Sonia Leigh is a Southern troubadour whose battle scars, heartbreak, and resolute spirit are felt in every inflection of her weathered drawl. Leigh has earned every bit of soulful, lived-in authenticity her songs and performances portray. At the same time, an amazing chain of events-and a long list of friends and supporters-has put her on the cusp of even bigger success.
"I'm nothing without all the people who have been there for me," Leigh notes. “I've got keys to just about everybody’s apartment in Atlanta because I've slept on everybody's couch. But I've kept at it, because I really do truly feel that this was the calling on my life. I always knew this was what I wanted to do."
1978 December, Leigh’s full-length debut out September 27th on Southern Ground Artists, sees the songstress blending her many influences into a gritty, compelling sound that's all her own. From the boozy barroom sing-along of “Bar”—a throwback redolent of the less well-behaved Nashville of yesteryear—to the soulful Muscle Shoals shuffle of “I Just Might,” and from the acoustic groove of “Virginia” (featuring Amy Ray of the Indigo Girls) to the keenly observed country-rockin’ “My Name Is Money,” categorization is futile. Is it country, blues, soul or rock? The answer is yes. Is it southern? Add an exclamation point to the prior answer.

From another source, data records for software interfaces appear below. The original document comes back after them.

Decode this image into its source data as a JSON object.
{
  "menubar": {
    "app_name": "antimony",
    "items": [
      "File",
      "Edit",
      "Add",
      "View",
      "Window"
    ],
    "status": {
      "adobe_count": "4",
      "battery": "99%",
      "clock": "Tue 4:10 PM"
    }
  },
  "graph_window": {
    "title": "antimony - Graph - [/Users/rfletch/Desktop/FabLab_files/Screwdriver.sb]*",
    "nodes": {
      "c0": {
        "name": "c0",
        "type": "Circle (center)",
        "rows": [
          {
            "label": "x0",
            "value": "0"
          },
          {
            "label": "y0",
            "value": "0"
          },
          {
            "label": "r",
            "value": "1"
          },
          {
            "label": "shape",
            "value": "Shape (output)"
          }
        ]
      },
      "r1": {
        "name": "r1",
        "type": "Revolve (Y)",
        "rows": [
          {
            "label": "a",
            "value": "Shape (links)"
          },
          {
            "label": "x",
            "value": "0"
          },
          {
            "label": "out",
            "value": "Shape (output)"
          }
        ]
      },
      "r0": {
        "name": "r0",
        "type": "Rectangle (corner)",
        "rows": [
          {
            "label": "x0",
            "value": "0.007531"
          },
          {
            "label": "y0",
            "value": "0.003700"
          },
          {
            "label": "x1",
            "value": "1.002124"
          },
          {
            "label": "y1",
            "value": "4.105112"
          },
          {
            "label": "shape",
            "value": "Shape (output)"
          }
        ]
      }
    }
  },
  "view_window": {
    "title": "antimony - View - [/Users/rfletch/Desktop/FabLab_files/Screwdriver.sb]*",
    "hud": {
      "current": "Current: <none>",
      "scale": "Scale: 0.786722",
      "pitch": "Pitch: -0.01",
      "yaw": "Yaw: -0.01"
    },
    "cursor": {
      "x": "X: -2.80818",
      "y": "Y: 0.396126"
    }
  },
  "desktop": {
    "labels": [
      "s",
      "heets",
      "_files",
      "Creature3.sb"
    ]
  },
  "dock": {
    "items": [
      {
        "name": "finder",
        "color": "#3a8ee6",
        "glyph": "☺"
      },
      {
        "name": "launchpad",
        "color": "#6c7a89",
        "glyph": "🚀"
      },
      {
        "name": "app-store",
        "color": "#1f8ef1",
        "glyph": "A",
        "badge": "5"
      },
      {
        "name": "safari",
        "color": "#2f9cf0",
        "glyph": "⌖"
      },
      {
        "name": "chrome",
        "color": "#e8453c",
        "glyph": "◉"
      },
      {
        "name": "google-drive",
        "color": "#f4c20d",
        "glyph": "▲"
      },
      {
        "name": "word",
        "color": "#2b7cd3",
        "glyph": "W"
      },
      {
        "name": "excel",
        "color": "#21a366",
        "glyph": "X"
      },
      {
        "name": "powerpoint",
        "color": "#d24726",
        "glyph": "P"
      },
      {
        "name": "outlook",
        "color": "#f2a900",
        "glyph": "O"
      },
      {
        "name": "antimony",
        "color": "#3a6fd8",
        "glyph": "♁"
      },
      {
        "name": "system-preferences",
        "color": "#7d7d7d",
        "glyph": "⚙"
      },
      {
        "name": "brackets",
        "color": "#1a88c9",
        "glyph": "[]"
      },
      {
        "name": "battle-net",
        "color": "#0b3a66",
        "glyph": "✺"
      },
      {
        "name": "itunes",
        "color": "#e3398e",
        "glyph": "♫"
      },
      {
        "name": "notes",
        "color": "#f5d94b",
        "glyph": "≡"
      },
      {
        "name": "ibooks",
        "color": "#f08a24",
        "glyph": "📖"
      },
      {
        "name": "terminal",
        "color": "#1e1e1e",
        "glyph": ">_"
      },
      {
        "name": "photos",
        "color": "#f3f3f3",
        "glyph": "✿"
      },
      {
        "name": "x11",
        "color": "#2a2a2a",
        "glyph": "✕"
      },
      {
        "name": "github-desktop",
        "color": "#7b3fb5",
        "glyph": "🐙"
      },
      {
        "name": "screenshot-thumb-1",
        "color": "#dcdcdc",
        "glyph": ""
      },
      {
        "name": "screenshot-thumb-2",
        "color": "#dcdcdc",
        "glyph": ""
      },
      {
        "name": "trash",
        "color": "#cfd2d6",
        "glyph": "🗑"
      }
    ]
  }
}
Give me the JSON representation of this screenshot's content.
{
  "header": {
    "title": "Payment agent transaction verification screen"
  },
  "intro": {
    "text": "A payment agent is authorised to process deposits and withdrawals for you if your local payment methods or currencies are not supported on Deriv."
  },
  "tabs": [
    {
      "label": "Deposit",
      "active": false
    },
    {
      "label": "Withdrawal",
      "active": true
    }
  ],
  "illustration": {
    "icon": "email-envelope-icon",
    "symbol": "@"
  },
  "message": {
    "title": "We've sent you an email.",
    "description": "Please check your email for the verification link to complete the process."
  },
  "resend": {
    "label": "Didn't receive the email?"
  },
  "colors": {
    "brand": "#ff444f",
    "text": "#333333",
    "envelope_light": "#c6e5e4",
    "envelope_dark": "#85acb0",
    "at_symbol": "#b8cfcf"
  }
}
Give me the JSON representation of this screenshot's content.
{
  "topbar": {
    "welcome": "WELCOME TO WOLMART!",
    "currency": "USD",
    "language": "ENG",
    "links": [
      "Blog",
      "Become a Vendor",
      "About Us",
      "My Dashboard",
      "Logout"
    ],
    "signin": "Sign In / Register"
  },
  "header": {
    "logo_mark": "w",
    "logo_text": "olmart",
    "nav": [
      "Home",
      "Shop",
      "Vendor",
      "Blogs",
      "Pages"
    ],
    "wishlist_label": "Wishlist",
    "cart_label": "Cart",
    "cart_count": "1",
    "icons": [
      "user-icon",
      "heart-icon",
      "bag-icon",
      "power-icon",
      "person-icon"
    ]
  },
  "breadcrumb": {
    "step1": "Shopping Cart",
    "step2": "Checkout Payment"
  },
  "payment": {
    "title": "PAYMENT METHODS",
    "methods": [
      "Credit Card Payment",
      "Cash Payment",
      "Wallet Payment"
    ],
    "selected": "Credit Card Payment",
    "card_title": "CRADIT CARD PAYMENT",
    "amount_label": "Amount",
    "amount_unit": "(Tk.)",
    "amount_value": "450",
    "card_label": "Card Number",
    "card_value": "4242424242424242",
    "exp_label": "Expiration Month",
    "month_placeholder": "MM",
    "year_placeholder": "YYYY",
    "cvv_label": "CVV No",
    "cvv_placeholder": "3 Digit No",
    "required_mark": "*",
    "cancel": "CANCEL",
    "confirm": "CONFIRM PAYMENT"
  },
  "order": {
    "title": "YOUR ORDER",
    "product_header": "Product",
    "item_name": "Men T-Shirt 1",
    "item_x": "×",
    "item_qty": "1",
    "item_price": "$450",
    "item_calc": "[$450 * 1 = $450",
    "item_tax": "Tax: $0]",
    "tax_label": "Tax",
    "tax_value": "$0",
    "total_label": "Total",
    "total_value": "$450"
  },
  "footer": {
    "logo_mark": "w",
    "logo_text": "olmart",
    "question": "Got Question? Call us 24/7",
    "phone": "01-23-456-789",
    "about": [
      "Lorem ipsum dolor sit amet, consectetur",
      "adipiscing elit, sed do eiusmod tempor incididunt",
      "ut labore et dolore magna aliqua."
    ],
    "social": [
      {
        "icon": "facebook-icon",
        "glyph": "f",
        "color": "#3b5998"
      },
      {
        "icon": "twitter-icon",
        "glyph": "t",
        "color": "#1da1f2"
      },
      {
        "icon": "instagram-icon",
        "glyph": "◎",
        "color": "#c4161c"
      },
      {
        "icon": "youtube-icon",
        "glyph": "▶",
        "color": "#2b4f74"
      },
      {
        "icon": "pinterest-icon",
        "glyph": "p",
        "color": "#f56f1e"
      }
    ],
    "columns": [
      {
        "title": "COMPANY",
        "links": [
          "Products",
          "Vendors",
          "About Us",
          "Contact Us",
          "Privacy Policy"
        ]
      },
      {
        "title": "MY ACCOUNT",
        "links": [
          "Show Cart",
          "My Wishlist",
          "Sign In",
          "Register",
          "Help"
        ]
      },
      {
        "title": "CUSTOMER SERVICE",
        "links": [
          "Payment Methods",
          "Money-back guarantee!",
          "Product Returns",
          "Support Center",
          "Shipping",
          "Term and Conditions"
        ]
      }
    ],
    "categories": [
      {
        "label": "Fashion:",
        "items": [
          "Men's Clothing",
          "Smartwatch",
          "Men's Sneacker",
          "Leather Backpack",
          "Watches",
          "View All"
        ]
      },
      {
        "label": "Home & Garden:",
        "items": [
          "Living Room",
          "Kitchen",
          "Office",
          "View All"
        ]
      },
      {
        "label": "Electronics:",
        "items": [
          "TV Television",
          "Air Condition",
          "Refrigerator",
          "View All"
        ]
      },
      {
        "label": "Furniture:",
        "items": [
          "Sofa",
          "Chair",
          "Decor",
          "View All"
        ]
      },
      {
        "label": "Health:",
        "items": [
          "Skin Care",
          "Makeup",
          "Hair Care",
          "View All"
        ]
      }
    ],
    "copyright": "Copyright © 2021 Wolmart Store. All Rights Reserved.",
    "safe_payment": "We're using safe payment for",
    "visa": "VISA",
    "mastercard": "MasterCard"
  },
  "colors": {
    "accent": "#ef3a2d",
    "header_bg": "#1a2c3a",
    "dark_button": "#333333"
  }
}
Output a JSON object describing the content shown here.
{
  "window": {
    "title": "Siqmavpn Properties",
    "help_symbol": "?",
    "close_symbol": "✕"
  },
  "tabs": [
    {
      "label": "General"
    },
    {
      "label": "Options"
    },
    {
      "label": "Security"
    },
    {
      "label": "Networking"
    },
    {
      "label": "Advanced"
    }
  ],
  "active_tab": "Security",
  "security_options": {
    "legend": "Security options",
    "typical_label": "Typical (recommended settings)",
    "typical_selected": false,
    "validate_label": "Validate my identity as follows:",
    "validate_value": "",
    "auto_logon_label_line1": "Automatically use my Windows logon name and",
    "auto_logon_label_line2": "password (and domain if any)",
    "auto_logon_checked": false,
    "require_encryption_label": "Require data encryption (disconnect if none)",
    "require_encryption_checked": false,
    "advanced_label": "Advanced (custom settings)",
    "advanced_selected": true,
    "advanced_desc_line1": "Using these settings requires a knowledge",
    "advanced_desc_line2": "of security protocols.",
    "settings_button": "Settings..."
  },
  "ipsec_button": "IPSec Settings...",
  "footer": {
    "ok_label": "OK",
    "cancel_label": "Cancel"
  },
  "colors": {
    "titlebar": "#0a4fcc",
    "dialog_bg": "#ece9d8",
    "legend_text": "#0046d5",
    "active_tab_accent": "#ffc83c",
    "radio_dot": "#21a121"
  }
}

Leigh has been a part of Brown's musical family for seven years now, having met the singer/songwriter in Atlanta musical circles. Brown’s right-hand man John Hopkins served as producer for Leigh's independent outing Run or Surrender. Like everything else she’s done 1978 December is the sound of Leigh expressing her soul. It's not calculated, focus-grouped or target-marketed. In fact, Leigh wouldn’t have the slightest clue how to do that. “It's hard for me to just sit down and write and try to write a hit,” she says. “That's just not me as a writer. I write about what's happening and what I see.”
For her, it all comes together on “Ain’t Dead Yet,” 1978 December’s lead track, which delves into the influence her musical peer, blues artist Sean Costello, had and continues to have on her, even after his unexpected passing. The entire Atlanta musical community mourned the loss of such a promising young artist, but few more than Leigh, who still visits his grave regularly to hold one-sided conversations. “When he died I pretty much made a vow that I was gonna keep this going for both of us,” she says. “That's basically that. I'm not dead yet, so let's go out there and do it."